■ **Recorded information**

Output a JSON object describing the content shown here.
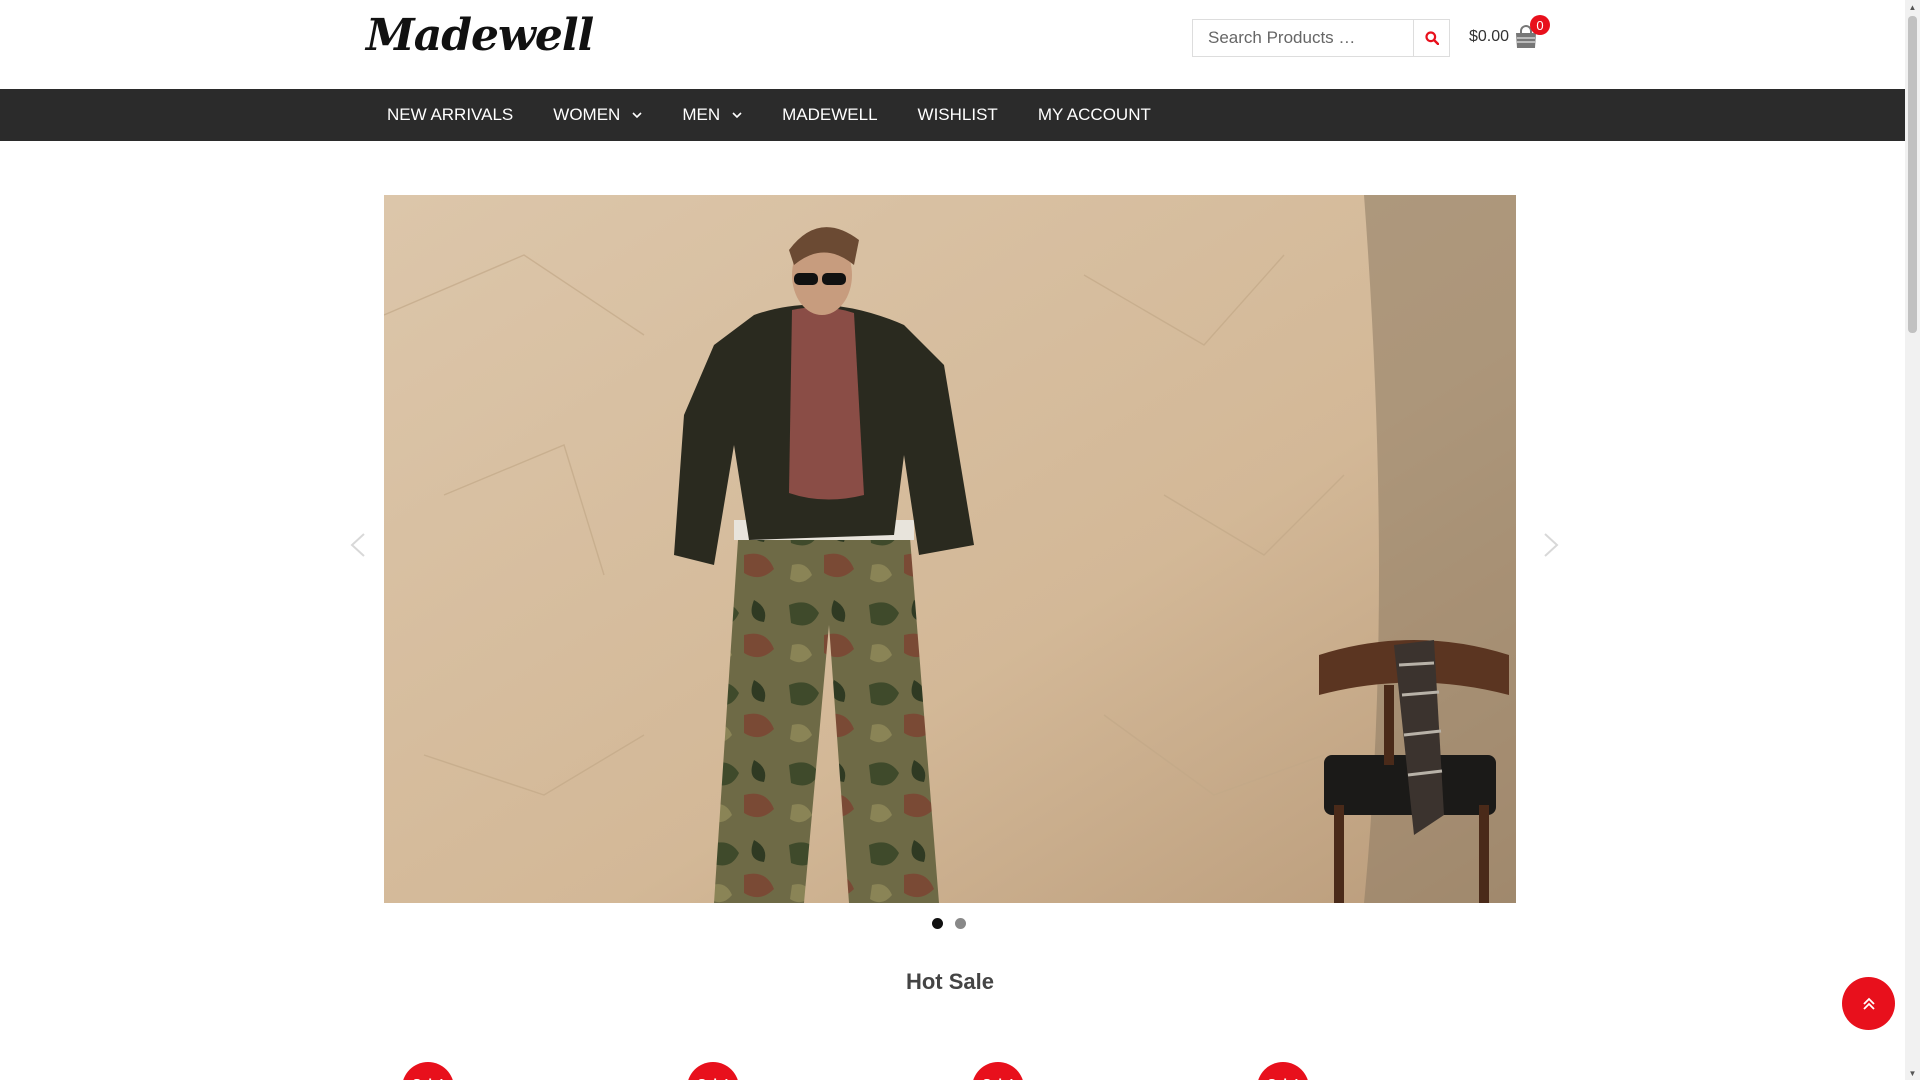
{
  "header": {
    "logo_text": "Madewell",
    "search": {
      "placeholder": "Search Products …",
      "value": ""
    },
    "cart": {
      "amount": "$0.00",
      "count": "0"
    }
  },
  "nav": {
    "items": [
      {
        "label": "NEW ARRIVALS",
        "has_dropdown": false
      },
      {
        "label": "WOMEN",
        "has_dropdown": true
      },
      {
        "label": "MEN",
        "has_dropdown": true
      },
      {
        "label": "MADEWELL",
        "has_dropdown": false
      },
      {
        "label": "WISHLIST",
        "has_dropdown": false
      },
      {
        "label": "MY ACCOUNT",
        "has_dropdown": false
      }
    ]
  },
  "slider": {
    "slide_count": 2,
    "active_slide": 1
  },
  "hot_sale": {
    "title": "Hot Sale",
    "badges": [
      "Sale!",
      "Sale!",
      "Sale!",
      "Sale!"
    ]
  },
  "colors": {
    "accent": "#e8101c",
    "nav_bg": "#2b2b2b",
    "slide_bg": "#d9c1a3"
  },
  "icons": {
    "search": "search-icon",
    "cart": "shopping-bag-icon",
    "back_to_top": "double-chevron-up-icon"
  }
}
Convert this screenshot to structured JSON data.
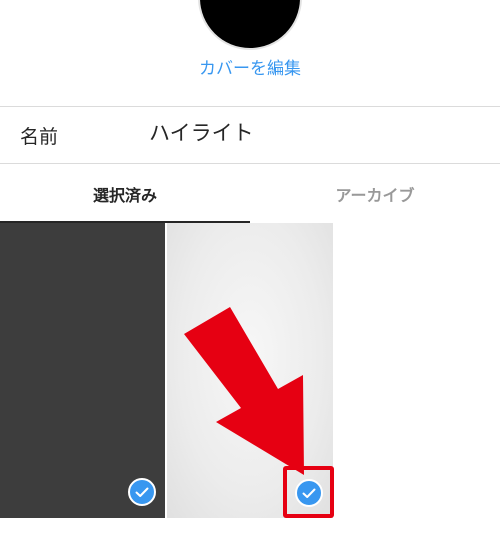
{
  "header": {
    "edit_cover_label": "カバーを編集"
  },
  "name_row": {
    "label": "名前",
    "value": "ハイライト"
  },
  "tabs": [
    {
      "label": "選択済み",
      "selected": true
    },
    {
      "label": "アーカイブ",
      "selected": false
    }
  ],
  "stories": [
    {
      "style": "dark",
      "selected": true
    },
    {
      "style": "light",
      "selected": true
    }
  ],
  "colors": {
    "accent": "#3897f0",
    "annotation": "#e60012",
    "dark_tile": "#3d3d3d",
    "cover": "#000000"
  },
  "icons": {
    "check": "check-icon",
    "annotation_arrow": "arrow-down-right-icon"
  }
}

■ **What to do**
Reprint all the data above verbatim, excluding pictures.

■ **Result**
Output a JSON object describing the content shown here.
{
  "header": {
    "logo_text": "Madewell",
    "search": {
      "placeholder": "Search Products …",
      "value": ""
    },
    "cart": {
      "amount": "$0.00",
      "count": "0"
    }
  },
  "nav": {
    "items": [
      {
        "label": "NEW ARRIVALS",
        "has_dropdown": false
      },
      {
        "label": "WOMEN",
        "has_dropdown": true
      },
      {
        "label": "MEN",
        "has_dropdown": true
      },
      {
        "label": "MADEWELL",
        "has_dropdown": false
      },
      {
        "label": "WISHLIST",
        "has_dropdown": false
      },
      {
        "label": "MY ACCOUNT",
        "has_dropdown": false
      }
    ]
  },
  "slider": {
    "slide_count": 2,
    "active_slide": 1
  },
  "hot_sale": {
    "title": "Hot Sale",
    "badges": [
      "Sale!",
      "Sale!",
      "Sale!",
      "Sale!"
    ]
  },
  "colors": {
    "accent": "#e8101c",
    "nav_bg": "#2b2b2b",
    "slide_bg": "#d9c1a3"
  },
  "icons": {
    "search": "search-icon",
    "cart": "shopping-bag-icon",
    "back_to_top": "double-chevron-up-icon"
  }
}
Convert this screenshot to structured JSON data.
{
  "header": {
    "edit_cover_label": "カバーを編集"
  },
  "name_row": {
    "label": "名前",
    "value": "ハイライト"
  },
  "tabs": [
    {
      "label": "選択済み",
      "selected": true
    },
    {
      "label": "アーカイブ",
      "selected": false
    }
  ],
  "stories": [
    {
      "style": "dark",
      "selected": true
    },
    {
      "style": "light",
      "selected": true
    }
  ],
  "colors": {
    "accent": "#3897f0",
    "annotation": "#e60012",
    "dark_tile": "#3d3d3d",
    "cover": "#000000"
  },
  "icons": {
    "check": "check-icon",
    "annotation_arrow": "arrow-down-right-icon"
  }
}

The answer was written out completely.